TV Show Review: The Mandalorian Season 2

Byron Tran, Staff Writer


With the explosive rejoice of fans that was brought about by the premiere of The Mandalorian, in November 2019, the heavily anticipated season two of the Star Wars spin-off was met with high expectations to maintain the greatness that season one achieved. After all, the show—stemming from the lore-rich world of Star Wars—managed to make quite the cultural splash with the introduction of the adored Baby Yoda and the classic action-packed, pace-Western style of the original Star Wars series.

Additionally, with the quite lackluster nature of the most recent Star Wars trilogy, fans could only hope for The Mandalorian to maintain its quality throughout the second season and not fall into the trend of mediocrity that plagues modern Star Wars. So when the second season of The Mandalorian premiered in October, I was hesitant to pick it up.

To my relief, The Mandalorian season two is quick to resume the fast-paced action of the previous season, throwing us viewers back into Mandalorian Din Djarin’s quest to find a settling place for his cute companion Baby Yoda named Grogu.
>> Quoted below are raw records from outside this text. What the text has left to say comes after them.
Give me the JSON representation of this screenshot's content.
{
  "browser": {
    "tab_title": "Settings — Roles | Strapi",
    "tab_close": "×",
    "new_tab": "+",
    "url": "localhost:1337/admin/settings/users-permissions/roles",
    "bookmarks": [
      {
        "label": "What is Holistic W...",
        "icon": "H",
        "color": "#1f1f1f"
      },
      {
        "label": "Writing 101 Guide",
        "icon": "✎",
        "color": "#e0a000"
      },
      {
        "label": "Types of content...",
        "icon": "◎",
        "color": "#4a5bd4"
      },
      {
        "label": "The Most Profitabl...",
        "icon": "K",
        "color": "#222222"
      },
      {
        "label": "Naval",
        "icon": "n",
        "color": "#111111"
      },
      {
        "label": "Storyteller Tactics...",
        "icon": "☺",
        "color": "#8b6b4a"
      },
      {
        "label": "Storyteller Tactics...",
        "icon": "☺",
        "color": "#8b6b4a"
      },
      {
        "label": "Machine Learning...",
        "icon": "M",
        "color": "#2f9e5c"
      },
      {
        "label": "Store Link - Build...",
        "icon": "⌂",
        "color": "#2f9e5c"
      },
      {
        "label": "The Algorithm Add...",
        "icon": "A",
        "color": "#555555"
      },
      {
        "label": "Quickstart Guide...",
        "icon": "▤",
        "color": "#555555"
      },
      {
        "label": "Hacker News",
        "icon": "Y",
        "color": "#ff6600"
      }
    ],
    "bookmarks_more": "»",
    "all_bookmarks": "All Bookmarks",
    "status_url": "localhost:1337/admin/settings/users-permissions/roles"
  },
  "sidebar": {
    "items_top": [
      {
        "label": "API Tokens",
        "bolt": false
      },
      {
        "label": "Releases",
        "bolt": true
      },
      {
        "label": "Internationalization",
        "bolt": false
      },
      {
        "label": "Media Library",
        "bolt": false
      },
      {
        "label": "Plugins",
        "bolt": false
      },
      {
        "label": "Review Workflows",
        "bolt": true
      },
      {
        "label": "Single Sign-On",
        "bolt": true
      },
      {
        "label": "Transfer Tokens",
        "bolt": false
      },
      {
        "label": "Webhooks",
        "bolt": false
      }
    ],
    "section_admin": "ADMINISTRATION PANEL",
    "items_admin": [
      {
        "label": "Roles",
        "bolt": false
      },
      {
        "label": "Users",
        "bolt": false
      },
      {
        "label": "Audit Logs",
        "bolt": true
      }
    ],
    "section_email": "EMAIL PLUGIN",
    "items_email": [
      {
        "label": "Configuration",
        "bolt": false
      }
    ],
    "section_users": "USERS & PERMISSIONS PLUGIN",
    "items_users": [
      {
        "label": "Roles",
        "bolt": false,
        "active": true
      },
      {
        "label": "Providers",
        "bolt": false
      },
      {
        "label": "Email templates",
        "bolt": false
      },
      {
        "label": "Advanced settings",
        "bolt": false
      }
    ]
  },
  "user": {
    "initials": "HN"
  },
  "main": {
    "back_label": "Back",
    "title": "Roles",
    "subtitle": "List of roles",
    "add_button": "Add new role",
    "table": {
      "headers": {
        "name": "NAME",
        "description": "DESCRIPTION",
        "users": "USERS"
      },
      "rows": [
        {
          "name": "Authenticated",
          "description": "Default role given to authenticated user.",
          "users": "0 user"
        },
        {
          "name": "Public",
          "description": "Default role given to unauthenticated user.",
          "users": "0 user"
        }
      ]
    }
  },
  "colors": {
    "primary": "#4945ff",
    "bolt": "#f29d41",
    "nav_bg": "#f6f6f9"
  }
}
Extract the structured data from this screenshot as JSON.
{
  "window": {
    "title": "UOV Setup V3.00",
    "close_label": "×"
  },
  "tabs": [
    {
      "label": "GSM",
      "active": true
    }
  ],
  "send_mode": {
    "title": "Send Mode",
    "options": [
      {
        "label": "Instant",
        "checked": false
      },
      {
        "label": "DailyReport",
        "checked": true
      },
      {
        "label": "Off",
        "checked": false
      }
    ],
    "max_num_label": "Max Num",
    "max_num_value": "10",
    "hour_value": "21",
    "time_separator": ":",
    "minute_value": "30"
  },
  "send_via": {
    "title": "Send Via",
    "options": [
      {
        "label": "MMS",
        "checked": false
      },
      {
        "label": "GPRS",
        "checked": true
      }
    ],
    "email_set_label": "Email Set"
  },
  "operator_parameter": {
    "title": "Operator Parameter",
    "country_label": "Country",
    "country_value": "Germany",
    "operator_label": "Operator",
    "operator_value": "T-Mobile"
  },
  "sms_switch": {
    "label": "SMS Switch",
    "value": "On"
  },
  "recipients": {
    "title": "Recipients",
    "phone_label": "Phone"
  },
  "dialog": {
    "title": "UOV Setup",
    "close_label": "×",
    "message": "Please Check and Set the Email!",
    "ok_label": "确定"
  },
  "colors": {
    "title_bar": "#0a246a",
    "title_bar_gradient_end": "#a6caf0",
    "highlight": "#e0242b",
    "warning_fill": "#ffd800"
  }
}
For Grogu to completely manifest its full potential of the force, it would need to find a Jedi to train it. 

The show does an excellent job at character development, as fans are quick to sympathise with the Frog Lady—who needs to get to a distant planet with the Mandalorian to revitalize their species—and cheer at the reintroduction of Boba Fett from the main Star Wars series, even after he poses as an initial threat to the Mandalorian. The extravagant change of heart in Migs Mayfeld, a character who betrayed the Mandalorian on a mission in season one, as he turns on his old commander Hess of the Empire, opens the audience to an entire world of hidden personal conflict behind his abrasively humorous facade. With characters such as these, and the addition of more renowned Star Wars characters such as Bo-Katan and Ahsoka, the second season of the show involves a nice blend of personalities for the Star Wars newbie while allowing seasoned fans of the franchise to see old favorites on screen once again. 

Of course, the visuals in the second season are as stunning as ever, with the arid dunes of Tatooine, to the cold, gray halls of the Empire Light Cruiser, the ambience throughout the show is thoroughly developed. With especially jarring visuals presenting themselves near the end of the series, namely the humanity-devoid stare of Valin Hess as he vividly describes sending his troops to their death without remorse to Mayfeld, and the deployment of the dark troopers giving off Terminator vibes, I found myself developing chills through striking imagery alone.

The second season of The Mandalorian polishes the original season’s charm while tying in more aspects of Star Wars lore in, leaving fans that finish it with nothing other than satisfaction and the desire for more shows to extend the plot. From well-choreographed battles, quarrels over political and personal agendas, and cuteness equitable to dog movies, this show has something to offer to everyone who views it, no matter one’s familiarity with the franchise.